Department of Health and Human Services
Public Health Service
One Montvale Avenue
April 9, 2003
Reissued April 17, 2003
Jeffrey V. Kral, President
51 Nonesuch River Plaza, Suite I
Scarborough, Maine 04074
Dear Mr. Kral:
This letter is in reference to your marketing of “Skin Zinc Spray” and “Skin Zinc Cream.” Statements on the immediate container and the promotional material that accompanies these products states that the “Skin Zinc Spray” is useful in treating psoriasis, eczema, seborrheic dermatitis, and dandruff, and the “Skin Zinc Cream” is useful in treating psoriasis, eczema, and seborrheic dermatitis.
Based on the above claims, these products are drugs according to Section 201(g) of the Federal Food, Drug, and Cosmetic Act (Act). Over-the-counter (OTC) drugs for the Control of Dandruff, Seborrheic Dermatitis, and Psoriasis are subject to regulations at Title 21 Code of Federal Regulations Part 358 Subpart H (21 CFR 358 Subpart H). Regulation 21 CFR 358.710 lists the acceptable active ingredients and their concentration for products labeled for the control of dandruff, seborrheic dermatitis, or psoriasis. Regulation 21 CFR 358.750 states the acceptable labeling for products labeled for the control of dandruff, seborrheic dermatitis, or psoriasis. OTC drugs subject to this final rule must be formulated and labeled in accord with the final rule to be generally recognized as safe and effective and not misbranded.

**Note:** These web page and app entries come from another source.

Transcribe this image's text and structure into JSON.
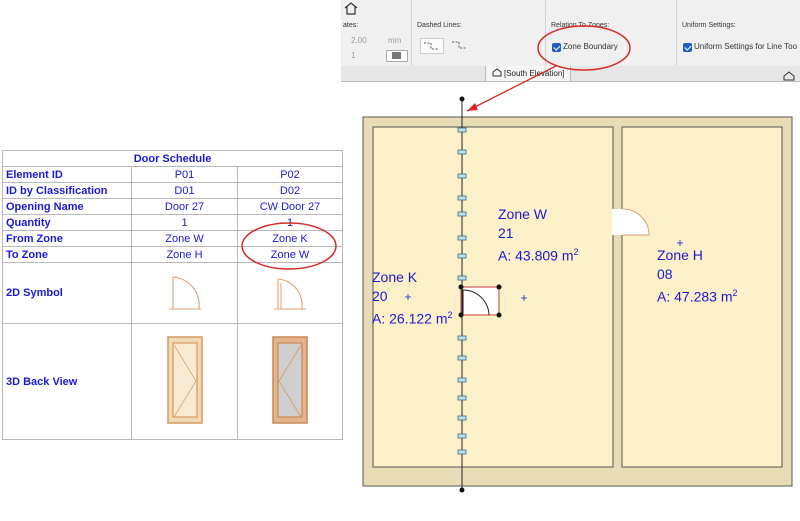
{
  "toolbar": {
    "partial_label": "ates:",
    "pen_value": "2.00",
    "unit": "mm",
    "small_value": "1",
    "dashed_lines_label": "Dashed Lines:",
    "relation_label": "Relation To Zones:",
    "zone_boundary_label": "Zone Boundary",
    "zone_boundary_checked": true,
    "uniform_label": "Uniform Settings:",
    "uniform_option_label": "Uniform Settings for Line Too",
    "uniform_checked": true
  },
  "view_tab": {
    "label": "[South Elevation]"
  },
  "schedule": {
    "title": "Door Schedule",
    "rows": [
      {
        "label": "Element ID",
        "p01": "P01",
        "p02": "P02"
      },
      {
        "label": "ID by Classification",
        "p01": "D01",
        "p02": "D02"
      },
      {
        "label": "Opening Name",
        "p01": "Door 27",
        "p02": "CW Door 27"
      },
      {
        "label": "Quantity",
        "p01": "1",
        "p02": "1"
      },
      {
        "label": "From Zone",
        "p01": "Zone W",
        "p02": "Zone K"
      },
      {
        "label": "To Zone",
        "p01": "Zone H",
        "p02": "Zone W"
      }
    ],
    "symbol_label": "2D Symbol",
    "back_view_label": "3D Back View"
  },
  "zones": [
    {
      "name": "Zone W",
      "number": "21",
      "area": "A: 43.809 m",
      "unit_exp": "2"
    },
    {
      "name": "Zone H",
      "number": "08",
      "area": "A: 47.283 m",
      "unit_exp": "2"
    },
    {
      "name": "Zone K",
      "number": "20",
      "area": "A: 26.122 m",
      "unit_exp": "2"
    }
  ],
  "colors": {
    "link_text": "#1a1ad6",
    "annotation_red": "#d62a2a",
    "checkbox_blue": "#1f5fbf",
    "zone_fill": "#fcf0c8",
    "wall_fill": "#e7dcb5"
  }
}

“Skin Zinc Spray” is labeled to contain pyrithione zinc 0.25% as the active ingredient, and its label states “Helps eliminate skin and scalp redness, scaling, itching, flaking and irritation associated with psoriasis, eczema, seborrheic dermatitis and dandruff.” Regulations 21 CFR 358.710 and 21 CFR 358.750 set forth conditions when OTC drug products containing pyrithione zinc between 0.1 and 0.25 percent are generally recognized as safe and effective when applied and left on the skin or scalp for the control of dandruff, and seborrheic dermatitis. Pyrithione zinc is not acceptable for the control of eczema or psoriasis.
“Skin Zinc Cream” is labeled to contain salicylic acid 2% as the active ingredient, and its label states “Helps eliminate Flaking, Itching, Irritation, Redness & Scaling associated with Psoriasis, Eczema & Seborrheic Dermatitis.” Regulations 21 CFR 358.710 and 21 CFR 358.750 set forth conditions when OTC drug products containing salicylic acid between 1.8 and 3 percent are generally recognized as safe and effective and is not misbranded for the treatment of psoriasis and seborreheic dermatitis. Eczema is not an acceptable indication under this regulation.
Under the regulations cited above, OTC drugs containing pyrithione zinc as the active ingredient are not generally recognized as safe and effective for the treatment of psoriasis and eczema. Also, OTC drugs containing Salicylic acid 2% as the active ingredient are not generally recognized as a safe and effective for the treatment for eczema. Therefore, Skin Zinc Spray and Skin Zinc Cream are new drugs within the meaning of 201(p) of the Act. Because neither of these two drugs is the subject of an FDA-approved new drug application, the marketing of these products violates section 505 of the Act.
This letter is not intended to be an all-inclusive review of all your labeling or your products your firm distributes. It is your responsibility to ensure that all products marketed by your firm are in compliance with the Act and its implementing regulations. We request that you take prompt action to correct these violations. Failure to correct these violations may result in regulatory action without further notice. Such action includes seizure and/or injunction.
Please notify this office in writing within fifteen (15) working days of receipt of this letter as to the specific steps you have taken to correct the stated violations. You should also include an explanation of each step being taken to identify and make corrections to assure that similar violations will not occur. If corrective action cannot be completed within fifteen (15) working days, state the reason for the delay and the time within which the correction will be implemented.
OTC drugs such as yours that are subject to final regulations must now also comply with the Drug Facts Format Labeling requirements in 21 CFR 201.66. If you relabel and reformulate your products to comply with the regulations cited in this letter, these products must also meet the requirements of this regulation.
You should address your response to Bruce R. Ota, Compliance Officer, Food and Drug Administration, One Montvale Avenue, Fourth Floor, Stoneham, Massachusetts 02180.
Gail T. Costello
New England District
This page was posted on July 9, 2005.